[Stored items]
▬▬▬▬▬▬

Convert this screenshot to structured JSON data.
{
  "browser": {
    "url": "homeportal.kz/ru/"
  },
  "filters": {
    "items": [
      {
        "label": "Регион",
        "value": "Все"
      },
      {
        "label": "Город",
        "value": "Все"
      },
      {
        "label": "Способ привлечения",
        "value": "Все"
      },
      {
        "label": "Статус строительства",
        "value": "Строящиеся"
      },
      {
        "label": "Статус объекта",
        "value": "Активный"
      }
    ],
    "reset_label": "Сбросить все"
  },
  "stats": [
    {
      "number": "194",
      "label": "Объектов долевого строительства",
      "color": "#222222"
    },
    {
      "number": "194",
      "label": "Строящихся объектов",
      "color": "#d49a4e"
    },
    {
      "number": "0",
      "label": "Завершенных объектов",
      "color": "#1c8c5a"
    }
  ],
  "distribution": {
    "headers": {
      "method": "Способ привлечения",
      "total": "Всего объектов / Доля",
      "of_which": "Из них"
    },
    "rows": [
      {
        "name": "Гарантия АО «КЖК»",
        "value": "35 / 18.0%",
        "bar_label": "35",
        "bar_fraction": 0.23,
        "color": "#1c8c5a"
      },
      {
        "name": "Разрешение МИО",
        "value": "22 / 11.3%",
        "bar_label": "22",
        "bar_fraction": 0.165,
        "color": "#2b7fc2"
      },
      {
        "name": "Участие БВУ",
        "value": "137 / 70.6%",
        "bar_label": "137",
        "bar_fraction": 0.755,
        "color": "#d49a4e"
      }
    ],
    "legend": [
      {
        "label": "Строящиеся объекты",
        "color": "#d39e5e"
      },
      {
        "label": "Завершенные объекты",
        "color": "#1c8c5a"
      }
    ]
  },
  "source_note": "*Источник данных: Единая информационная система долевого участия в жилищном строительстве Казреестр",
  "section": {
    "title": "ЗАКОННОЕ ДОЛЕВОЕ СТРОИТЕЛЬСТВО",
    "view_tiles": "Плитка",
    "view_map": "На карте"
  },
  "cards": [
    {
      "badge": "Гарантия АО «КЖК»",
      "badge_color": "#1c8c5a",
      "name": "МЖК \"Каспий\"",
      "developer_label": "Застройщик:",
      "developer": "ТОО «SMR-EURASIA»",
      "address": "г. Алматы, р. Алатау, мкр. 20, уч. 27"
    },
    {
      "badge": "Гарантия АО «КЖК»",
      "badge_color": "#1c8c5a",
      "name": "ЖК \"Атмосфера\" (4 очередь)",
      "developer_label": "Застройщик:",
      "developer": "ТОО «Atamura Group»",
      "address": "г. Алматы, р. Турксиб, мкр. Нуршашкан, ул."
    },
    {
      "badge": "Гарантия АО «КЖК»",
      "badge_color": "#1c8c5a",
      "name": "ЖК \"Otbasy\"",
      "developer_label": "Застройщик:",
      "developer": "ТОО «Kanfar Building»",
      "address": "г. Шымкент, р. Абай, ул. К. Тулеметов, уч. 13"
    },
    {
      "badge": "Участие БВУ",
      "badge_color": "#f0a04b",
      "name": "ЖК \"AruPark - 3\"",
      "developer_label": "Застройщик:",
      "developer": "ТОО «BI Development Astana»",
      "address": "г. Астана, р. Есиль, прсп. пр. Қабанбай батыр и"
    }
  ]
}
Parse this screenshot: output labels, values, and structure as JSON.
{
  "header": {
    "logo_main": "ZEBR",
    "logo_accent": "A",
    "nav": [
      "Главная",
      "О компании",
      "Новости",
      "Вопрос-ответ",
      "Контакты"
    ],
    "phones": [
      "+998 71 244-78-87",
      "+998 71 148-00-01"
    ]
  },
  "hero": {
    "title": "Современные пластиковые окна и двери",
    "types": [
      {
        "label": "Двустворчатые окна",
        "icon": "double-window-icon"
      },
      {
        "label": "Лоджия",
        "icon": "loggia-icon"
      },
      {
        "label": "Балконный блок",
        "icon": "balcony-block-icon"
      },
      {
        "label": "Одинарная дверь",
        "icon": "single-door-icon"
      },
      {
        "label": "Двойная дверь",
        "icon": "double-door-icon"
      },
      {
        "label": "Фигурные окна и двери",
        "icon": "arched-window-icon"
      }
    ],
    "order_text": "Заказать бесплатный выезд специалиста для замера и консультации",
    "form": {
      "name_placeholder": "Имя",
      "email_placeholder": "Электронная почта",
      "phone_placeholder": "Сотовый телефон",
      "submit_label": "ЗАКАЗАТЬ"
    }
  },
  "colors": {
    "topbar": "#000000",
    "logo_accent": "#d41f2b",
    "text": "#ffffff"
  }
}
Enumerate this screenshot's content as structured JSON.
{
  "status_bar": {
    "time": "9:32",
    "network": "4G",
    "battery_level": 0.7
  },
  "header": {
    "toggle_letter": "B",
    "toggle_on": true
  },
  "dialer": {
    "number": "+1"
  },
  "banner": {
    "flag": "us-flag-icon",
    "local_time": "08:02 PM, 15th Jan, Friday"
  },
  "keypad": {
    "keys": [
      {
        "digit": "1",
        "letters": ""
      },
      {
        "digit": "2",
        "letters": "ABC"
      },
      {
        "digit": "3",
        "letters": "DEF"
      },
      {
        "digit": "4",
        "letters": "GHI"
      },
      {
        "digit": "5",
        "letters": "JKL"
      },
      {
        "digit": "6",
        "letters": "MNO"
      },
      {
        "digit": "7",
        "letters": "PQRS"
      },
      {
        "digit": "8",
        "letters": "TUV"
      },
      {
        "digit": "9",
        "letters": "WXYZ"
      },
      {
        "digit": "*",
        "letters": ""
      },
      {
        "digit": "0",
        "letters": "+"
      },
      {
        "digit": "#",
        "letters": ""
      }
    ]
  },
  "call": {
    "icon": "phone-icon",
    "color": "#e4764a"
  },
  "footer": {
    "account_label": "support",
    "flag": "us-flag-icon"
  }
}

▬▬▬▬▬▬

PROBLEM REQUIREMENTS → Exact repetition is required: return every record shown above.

EXERCISE RESPONSE →
Convert this screenshot to structured JSON data.
{
  "browser": {
    "url": "homeportal.kz/ru/"
  },
  "filters": {
    "items": [
      {
        "label": "Регион",
        "value": "Все"
      },
      {
        "label": "Город",
        "value": "Все"
      },
      {
        "label": "Способ привлечения",
        "value": "Все"
      },
      {
        "label": "Статус строительства",
        "value": "Строящиеся"
      },
      {
        "label": "Статус объекта",
        "value": "Активный"
      }
    ],
    "reset_label": "Сбросить все"
  },
  "stats": [
    {
      "number": "194",
      "label": "Объектов долевого строительства",
      "color": "#222222"
    },
    {
      "number": "194",
      "label": "Строящихся объектов",
      "color": "#d49a4e"
    },
    {
      "number": "0",
      "label": "Завершенных объектов",
      "color": "#1c8c5a"
    }
  ],
  "distribution": {
    "headers": {
      "method": "Способ привлечения",
      "total": "Всего объектов / Доля",
      "of_which": "Из них"
    },
    "rows": [
      {
        "name": "Гарантия АО «КЖК»",
        "value": "35 / 18.0%",
        "bar_label": "35",
        "bar_fraction": 0.23,
        "color": "#1c8c5a"
      },
      {
        "name": "Разрешение МИО",
        "value": "22 / 11.3%",
        "bar_label": "22",
        "bar_fraction": 0.165,
        "color": "#2b7fc2"
      },
      {
        "name": "Участие БВУ",
        "value": "137 / 70.6%",
        "bar_label": "137",
        "bar_fraction": 0.755,
        "color": "#d49a4e"
      }
    ],
    "legend": [
      {
        "label": "Строящиеся объекты",
        "color": "#d39e5e"
      },
      {
        "label": "Завершенные объекты",
        "color": "#1c8c5a"
      }
    ]
  },
  "source_note": "*Источник данных: Единая информационная система долевого участия в жилищном строительстве Казреестр",
  "section": {
    "title": "ЗАКОННОЕ ДОЛЕВОЕ СТРОИТЕЛЬСТВО",
    "view_tiles": "Плитка",
    "view_map": "На карте"
  },
  "cards": [
    {
      "badge": "Гарантия АО «КЖК»",
      "badge_color": "#1c8c5a",
      "name": "МЖК \"Каспий\"",
      "developer_label": "Застройщик:",
      "developer": "ТОО «SMR-EURASIA»",
      "address": "г. Алматы, р. Алатау, мкр. 20, уч. 27"
    },
    {
      "badge": "Гарантия АО «КЖК»",
      "badge_color": "#1c8c5a",
      "name": "ЖК \"Атмосфера\" (4 очередь)",
      "developer_label": "Застройщик:",
      "developer": "ТОО «Atamura Group»",
      "address": "г. Алматы, р. Турксиб, мкр. Нуршашкан, ул."
    },
    {
      "badge": "Гарантия АО «КЖК»",
      "badge_color": "#1c8c5a",
      "name": "ЖК \"Otbasy\"",
      "developer_label": "Застройщик:",
      "developer": "ТОО «Kanfar Building»",
      "address": "г. Шымкент, р. Абай, ул. К. Тулеметов, уч. 13"
    },
    {
      "badge": "Участие БВУ",
      "badge_color": "#f0a04b",
      "name": "ЖК \"AruPark - 3\"",
      "developer_label": "Застройщик:",
      "developer": "ТОО «BI Development Astana»",
      "address": "г. Астана, р. Есиль, прсп. пр. Қабанбай батыр и"
    }
  ]
}
Parse this screenshot: output labels, values, and structure as JSON.
{
  "header": {
    "logo_main": "ZEBR",
    "logo_accent": "A",
    "nav": [
      "Главная",
      "О компании",
      "Новости",
      "Вопрос-ответ",
      "Контакты"
    ],
    "phones": [
      "+998 71 244-78-87",
      "+998 71 148-00-01"
    ]
  },
  "hero": {
    "title": "Современные пластиковые окна и двери",
    "types": [
      {
        "label": "Двустворчатые окна",
        "icon": "double-window-icon"
      },
      {
        "label": "Лоджия",
        "icon": "loggia-icon"
      },
      {
        "label": "Балконный блок",
        "icon": "balcony-block-icon"
      },
      {
        "label": "Одинарная дверь",
        "icon": "single-door-icon"
      },
      {
        "label": "Двойная дверь",
        "icon": "double-door-icon"
      },
      {
        "label": "Фигурные окна и двери",
        "icon": "arched-window-icon"
      }
    ],
    "order_text": "Заказать бесплатный выезд специалиста для замера и консультации",
    "form": {
      "name_placeholder": "Имя",
      "email_placeholder": "Электронная почта",
      "phone_placeholder": "Сотовый телефон",
      "submit_label": "ЗАКАЗАТЬ"
    }
  },
  "colors": {
    "topbar": "#000000",
    "logo_accent": "#d41f2b",
    "text": "#ffffff"
  }
}
Enumerate this screenshot's content as structured JSON.
{
  "status_bar": {
    "time": "9:32",
    "network": "4G",
    "battery_level": 0.7
  },
  "header": {
    "toggle_letter": "B",
    "toggle_on": true
  },
  "dialer": {
    "number": "+1"
  },
  "banner": {
    "flag": "us-flag-icon",
    "local_time": "08:02 PM, 15th Jan, Friday"
  },
  "keypad": {
    "keys": [
      {
        "digit": "1",
        "letters": ""
      },
      {
        "digit": "2",
        "letters": "ABC"
      },
      {
        "digit": "3",
        "letters": "DEF"
      },
      {
        "digit": "4",
        "letters": "GHI"
      },
      {
        "digit": "5",
        "letters": "JKL"
      },
      {
        "digit": "6",
        "letters": "MNO"
      },
      {
        "digit": "7",
        "letters": "PQRS"
      },
      {
        "digit": "8",
        "letters": "TUV"
      },
      {
        "digit": "9",
        "letters": "WXYZ"
      },
      {
        "digit": "*",
        "letters": ""
      },
      {
        "digit": "0",
        "letters": "+"
      },
      {
        "digit": "#",
        "letters": ""
      }
    ]
  },
  "call": {
    "icon": "phone-icon",
    "color": "#e4764a"
  },
  "footer": {
    "account_label": "support",
    "flag": "us-flag-icon"
  }
}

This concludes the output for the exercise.